== WHAT THE EXERCISE ASKS ==
Sort through the data and copy the lines holding the word "image".

== RECORDS ==
---*---
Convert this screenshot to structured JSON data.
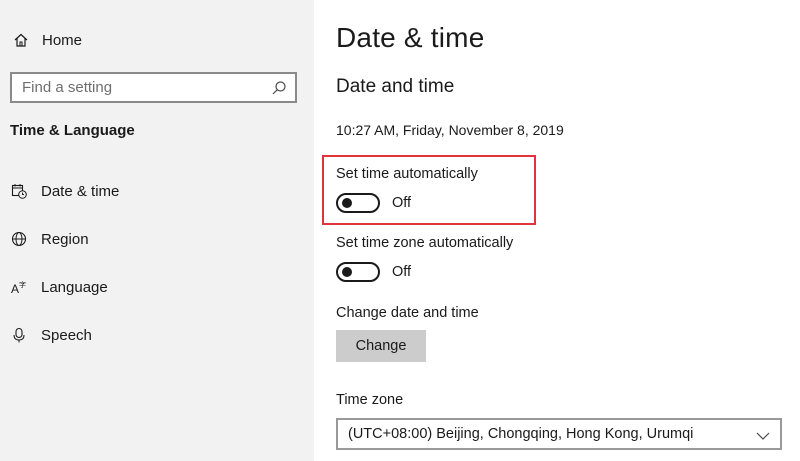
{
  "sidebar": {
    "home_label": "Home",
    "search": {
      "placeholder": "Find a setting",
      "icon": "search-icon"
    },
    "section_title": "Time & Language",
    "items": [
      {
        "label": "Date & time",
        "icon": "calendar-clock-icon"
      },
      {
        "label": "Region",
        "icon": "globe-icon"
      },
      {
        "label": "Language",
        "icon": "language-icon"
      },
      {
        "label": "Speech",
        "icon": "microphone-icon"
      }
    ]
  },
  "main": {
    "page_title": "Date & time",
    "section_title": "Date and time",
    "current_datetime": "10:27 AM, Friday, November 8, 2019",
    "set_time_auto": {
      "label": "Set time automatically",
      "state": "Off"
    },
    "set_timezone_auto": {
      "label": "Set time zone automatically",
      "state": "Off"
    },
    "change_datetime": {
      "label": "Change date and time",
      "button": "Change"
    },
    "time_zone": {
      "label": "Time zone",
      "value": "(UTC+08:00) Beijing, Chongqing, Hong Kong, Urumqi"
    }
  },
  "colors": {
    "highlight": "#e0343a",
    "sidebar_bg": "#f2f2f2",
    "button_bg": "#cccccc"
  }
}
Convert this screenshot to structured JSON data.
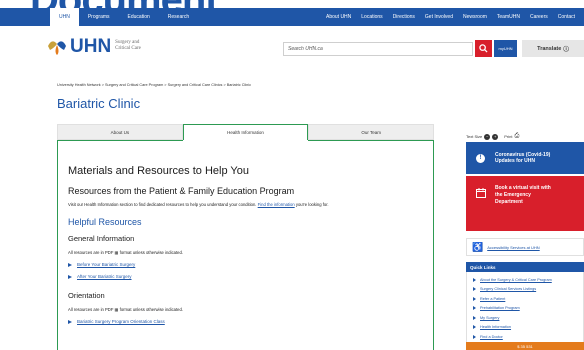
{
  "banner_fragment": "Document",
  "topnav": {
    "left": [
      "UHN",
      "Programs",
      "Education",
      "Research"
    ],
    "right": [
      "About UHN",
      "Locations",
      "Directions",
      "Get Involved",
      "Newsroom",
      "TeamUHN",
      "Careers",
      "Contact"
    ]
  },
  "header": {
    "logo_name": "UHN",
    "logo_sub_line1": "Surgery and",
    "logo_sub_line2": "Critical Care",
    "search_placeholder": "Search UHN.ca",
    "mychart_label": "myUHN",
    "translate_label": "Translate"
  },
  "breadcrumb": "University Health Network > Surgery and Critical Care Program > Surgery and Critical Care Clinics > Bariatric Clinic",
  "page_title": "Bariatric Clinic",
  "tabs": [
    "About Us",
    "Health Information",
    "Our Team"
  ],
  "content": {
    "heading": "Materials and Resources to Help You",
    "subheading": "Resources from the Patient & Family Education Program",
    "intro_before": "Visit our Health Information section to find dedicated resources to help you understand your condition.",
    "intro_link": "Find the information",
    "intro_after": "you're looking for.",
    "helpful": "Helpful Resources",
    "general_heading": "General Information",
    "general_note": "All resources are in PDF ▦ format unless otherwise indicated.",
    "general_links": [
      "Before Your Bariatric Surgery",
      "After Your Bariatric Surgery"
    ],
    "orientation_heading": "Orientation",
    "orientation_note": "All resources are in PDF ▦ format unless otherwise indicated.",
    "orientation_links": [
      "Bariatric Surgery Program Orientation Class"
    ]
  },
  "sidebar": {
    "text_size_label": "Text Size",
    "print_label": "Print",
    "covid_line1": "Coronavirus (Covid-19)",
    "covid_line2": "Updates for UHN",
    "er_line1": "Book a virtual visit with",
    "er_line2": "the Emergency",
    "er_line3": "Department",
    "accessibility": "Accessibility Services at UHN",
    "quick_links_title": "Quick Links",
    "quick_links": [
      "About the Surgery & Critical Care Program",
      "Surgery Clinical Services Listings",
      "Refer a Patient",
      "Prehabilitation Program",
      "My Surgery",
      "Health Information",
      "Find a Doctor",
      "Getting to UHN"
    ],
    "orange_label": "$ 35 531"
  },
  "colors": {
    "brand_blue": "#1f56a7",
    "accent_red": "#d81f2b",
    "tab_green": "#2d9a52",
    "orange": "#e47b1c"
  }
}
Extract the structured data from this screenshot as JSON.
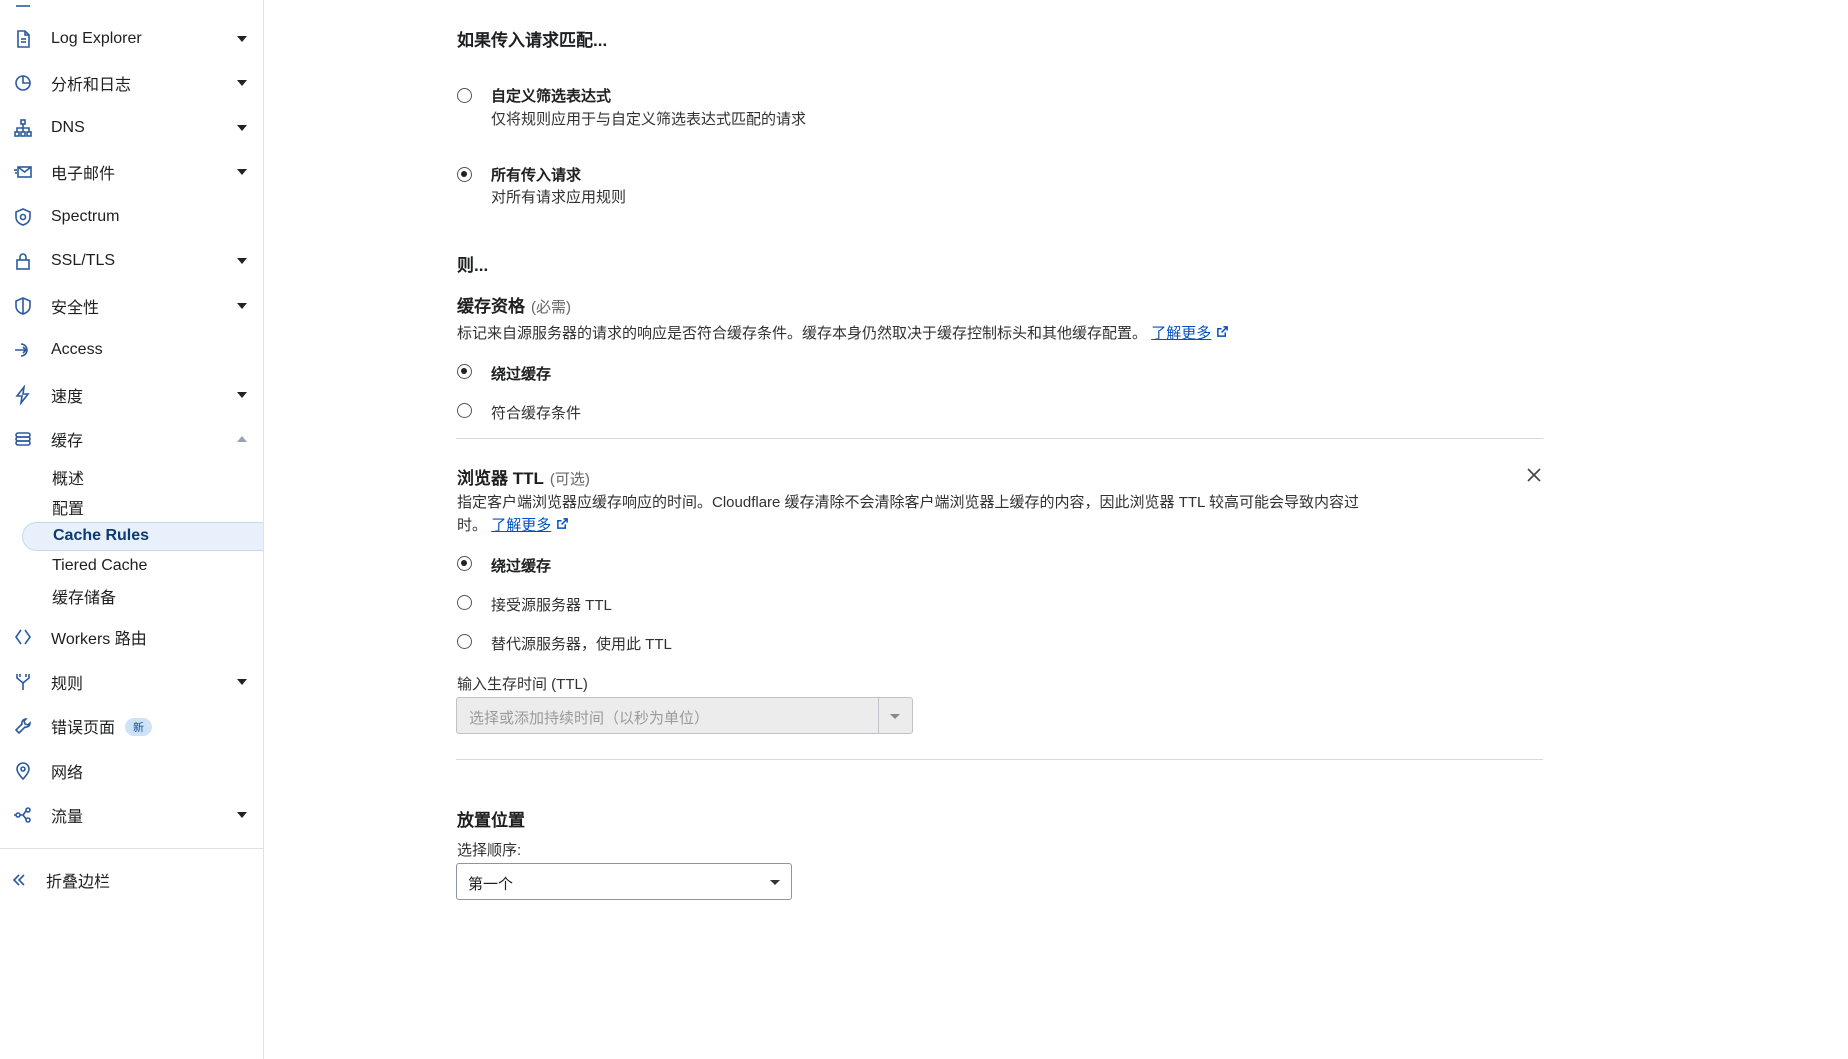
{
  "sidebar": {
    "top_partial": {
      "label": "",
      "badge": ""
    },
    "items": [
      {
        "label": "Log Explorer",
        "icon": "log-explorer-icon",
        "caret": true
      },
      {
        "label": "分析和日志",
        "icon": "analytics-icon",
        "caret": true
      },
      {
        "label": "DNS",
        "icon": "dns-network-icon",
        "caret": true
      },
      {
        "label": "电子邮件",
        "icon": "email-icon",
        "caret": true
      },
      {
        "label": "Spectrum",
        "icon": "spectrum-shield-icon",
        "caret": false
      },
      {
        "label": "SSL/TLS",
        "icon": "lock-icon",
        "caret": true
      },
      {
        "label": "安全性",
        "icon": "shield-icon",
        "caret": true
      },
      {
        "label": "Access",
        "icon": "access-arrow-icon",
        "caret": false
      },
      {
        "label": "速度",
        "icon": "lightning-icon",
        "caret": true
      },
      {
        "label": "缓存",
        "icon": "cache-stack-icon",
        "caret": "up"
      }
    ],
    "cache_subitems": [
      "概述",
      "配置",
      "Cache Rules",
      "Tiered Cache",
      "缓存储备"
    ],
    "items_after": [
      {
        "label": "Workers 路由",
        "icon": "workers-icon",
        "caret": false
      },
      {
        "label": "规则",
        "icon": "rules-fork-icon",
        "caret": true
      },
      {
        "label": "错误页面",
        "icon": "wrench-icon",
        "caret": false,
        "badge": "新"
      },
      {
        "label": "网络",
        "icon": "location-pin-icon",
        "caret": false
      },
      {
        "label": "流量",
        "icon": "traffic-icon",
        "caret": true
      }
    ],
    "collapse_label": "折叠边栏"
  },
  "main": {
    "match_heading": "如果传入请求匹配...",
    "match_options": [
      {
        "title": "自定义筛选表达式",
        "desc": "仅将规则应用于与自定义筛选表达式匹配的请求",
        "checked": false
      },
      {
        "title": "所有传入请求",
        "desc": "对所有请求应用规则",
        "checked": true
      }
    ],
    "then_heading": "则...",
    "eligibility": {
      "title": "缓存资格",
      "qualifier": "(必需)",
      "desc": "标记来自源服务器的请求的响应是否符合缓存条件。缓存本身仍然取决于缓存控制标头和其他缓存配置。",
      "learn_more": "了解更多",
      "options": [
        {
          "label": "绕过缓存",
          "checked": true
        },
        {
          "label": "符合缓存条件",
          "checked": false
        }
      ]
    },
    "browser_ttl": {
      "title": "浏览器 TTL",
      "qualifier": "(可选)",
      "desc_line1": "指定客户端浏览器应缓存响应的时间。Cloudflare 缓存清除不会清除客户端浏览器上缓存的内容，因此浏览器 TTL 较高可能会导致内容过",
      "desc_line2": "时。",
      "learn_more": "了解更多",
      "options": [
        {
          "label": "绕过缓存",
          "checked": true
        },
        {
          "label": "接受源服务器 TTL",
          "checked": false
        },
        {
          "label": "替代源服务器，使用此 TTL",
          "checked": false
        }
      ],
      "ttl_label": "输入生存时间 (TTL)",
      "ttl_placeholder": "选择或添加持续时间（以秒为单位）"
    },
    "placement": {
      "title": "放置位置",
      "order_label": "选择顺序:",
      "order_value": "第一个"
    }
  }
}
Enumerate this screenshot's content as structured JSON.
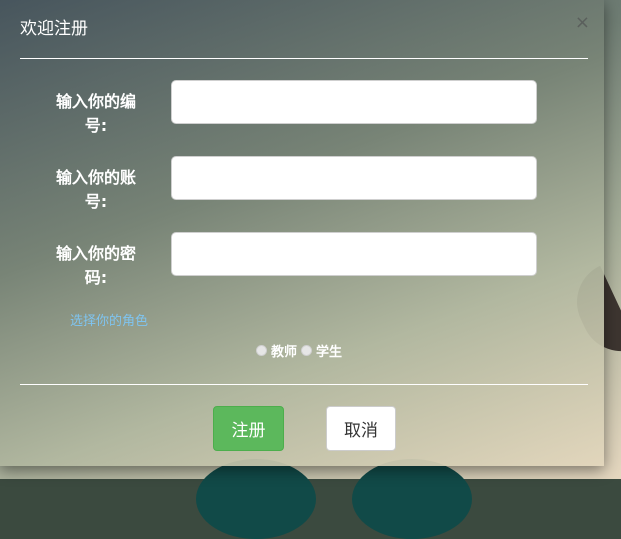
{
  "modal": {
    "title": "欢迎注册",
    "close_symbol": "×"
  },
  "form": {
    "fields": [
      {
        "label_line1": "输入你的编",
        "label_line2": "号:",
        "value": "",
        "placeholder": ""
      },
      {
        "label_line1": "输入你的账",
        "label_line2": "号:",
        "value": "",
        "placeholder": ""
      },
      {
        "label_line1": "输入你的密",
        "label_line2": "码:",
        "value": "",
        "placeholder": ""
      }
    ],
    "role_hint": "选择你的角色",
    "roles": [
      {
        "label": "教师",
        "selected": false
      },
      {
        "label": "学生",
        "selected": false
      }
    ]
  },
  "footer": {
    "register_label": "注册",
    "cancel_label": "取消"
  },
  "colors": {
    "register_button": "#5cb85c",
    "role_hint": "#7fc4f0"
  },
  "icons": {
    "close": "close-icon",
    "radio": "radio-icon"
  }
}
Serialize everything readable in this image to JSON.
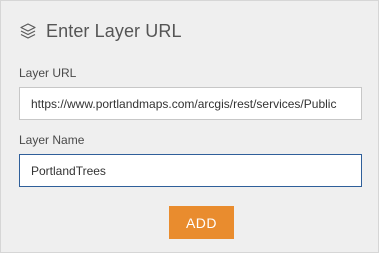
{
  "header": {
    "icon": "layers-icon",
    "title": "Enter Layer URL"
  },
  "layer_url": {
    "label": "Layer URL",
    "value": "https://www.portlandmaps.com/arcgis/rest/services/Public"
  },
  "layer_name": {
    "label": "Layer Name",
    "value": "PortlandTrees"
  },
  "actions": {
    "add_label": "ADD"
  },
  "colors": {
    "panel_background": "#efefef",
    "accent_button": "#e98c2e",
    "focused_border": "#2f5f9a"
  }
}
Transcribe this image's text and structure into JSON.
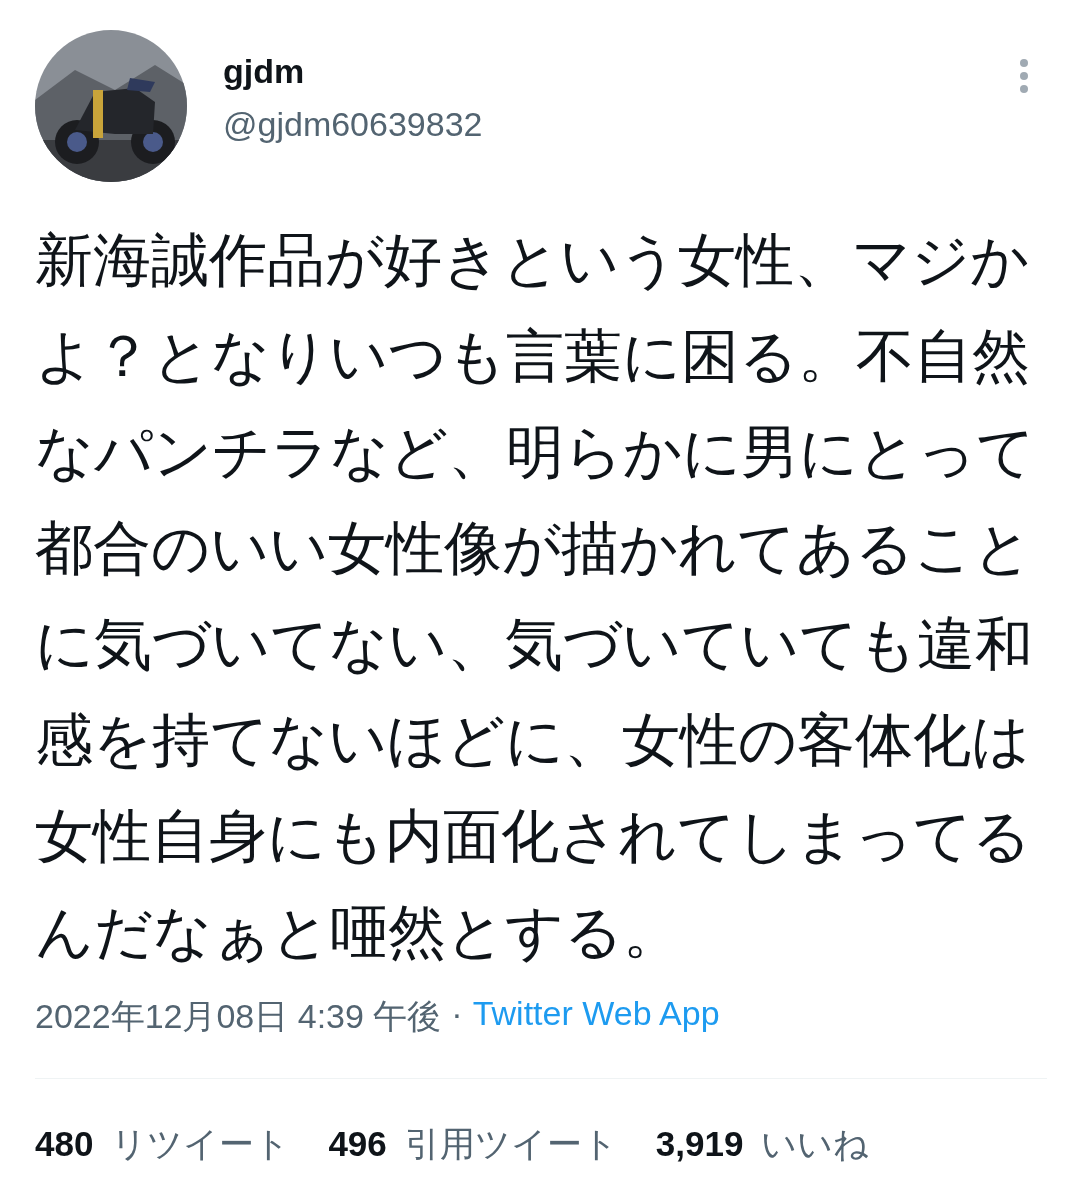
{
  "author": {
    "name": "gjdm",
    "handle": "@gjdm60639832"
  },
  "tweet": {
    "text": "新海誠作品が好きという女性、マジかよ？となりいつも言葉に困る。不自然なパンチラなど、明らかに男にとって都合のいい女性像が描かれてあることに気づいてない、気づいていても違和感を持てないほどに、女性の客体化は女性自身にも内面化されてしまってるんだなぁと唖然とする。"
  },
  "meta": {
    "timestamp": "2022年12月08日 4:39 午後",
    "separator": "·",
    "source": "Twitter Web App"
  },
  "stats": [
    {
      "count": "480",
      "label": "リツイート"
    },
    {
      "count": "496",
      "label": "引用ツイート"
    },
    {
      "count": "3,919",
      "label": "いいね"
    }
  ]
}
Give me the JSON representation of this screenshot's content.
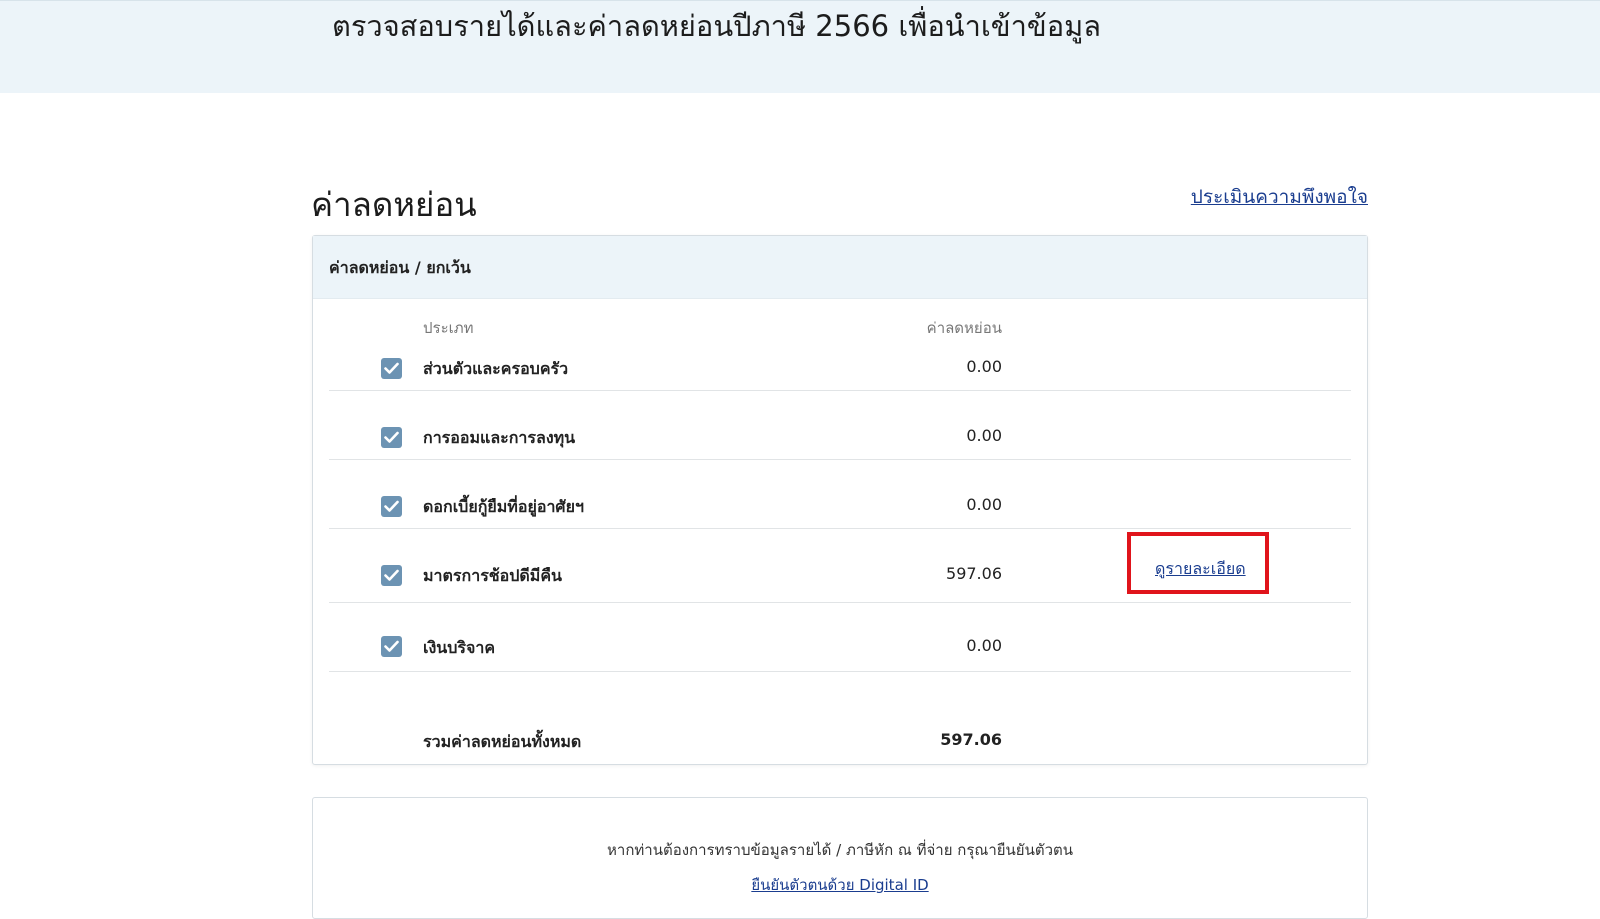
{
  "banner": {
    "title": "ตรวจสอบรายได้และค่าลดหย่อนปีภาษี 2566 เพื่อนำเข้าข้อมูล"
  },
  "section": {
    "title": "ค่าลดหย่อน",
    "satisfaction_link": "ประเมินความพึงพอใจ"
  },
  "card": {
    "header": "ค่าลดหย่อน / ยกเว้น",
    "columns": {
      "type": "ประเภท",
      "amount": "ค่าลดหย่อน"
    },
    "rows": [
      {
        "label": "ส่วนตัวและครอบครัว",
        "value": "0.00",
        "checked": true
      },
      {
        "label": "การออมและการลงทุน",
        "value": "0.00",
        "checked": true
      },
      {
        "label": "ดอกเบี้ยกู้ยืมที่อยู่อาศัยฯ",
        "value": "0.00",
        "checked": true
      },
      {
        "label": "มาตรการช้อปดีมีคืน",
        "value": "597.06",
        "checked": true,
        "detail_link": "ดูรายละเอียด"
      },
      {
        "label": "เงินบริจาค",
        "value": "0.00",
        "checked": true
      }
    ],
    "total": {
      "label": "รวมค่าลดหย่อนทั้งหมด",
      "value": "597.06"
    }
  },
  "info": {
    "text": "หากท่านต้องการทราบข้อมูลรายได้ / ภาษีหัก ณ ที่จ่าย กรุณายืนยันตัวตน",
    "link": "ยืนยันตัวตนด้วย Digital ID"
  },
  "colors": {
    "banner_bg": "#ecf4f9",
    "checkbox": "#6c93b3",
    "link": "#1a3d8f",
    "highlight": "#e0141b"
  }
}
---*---
== RESPONSE TO THIS TASK ==
Serialize everything readable in this image to JSON.
Transcribe this image's text and structure into JSON.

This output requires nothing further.